## Exercise prompt
A verbatim copy of the listing is the expected output.

## Supplied records

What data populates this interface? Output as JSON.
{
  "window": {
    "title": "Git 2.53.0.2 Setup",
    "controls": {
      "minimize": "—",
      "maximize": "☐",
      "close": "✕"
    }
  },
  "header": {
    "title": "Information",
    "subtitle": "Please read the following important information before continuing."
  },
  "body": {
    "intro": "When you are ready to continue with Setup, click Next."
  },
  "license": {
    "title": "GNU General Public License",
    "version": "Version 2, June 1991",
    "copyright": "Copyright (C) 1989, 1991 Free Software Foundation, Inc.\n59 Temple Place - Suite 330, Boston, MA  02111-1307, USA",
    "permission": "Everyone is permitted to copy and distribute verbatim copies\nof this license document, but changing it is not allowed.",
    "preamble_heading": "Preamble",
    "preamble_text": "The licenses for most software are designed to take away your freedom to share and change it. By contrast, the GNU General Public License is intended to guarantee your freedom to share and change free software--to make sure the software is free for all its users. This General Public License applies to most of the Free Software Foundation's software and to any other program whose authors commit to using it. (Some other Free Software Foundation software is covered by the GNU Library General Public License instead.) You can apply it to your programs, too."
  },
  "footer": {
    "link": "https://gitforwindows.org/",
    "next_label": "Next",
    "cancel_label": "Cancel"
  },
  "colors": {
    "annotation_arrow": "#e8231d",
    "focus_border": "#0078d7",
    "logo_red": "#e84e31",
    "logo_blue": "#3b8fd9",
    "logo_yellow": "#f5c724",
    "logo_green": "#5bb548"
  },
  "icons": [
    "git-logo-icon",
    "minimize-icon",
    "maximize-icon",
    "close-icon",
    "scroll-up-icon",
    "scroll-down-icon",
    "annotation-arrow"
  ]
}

## Result for this task
What data populates this interface? Output as JSON.
{
  "window": {
    "title": "Git 2.53.0.2 Setup",
    "controls": {
      "minimize": "—",
      "maximize": "☐",
      "close": "✕"
    }
  },
  "header": {
    "title": "Information",
    "subtitle": "Please read the following important information before continuing."
  },
  "body": {
    "intro": "When you are ready to continue with Setup, click Next."
  },
  "license": {
    "title": "GNU General Public License",
    "version": "Version 2, June 1991",
    "copyright": "Copyright (C) 1989, 1991 Free Software Foundation, Inc.\n59 Temple Place - Suite 330, Boston, MA  02111-1307, USA",
    "permission": "Everyone is permitted to copy and distribute verbatim copies\nof this license document, but changing it is not allowed.",
    "preamble_heading": "Preamble",
    "preamble_text": "The licenses for most software are designed to take away your freedom to share and change it. By contrast, the GNU General Public License is intended to guarantee your freedom to share and change free software--to make sure the software is free for all its users. This General Public License applies to most of the Free Software Foundation's software and to any other program whose authors commit to using it. (Some other Free Software Foundation software is covered by the GNU Library General Public License instead.) You can apply it to your programs, too."
  },
  "footer": {
    "link": "https://gitforwindows.org/",
    "next_label": "Next",
    "cancel_label": "Cancel"
  },
  "colors": {
    "annotation_arrow": "#e8231d",
    "focus_border": "#0078d7",
    "logo_red": "#e84e31",
    "logo_blue": "#3b8fd9",
    "logo_yellow": "#f5c724",
    "logo_green": "#5bb548"
  },
  "icons": [
    "git-logo-icon",
    "minimize-icon",
    "maximize-icon",
    "close-icon",
    "scroll-up-icon",
    "scroll-down-icon",
    "annotation-arrow"
  ]
}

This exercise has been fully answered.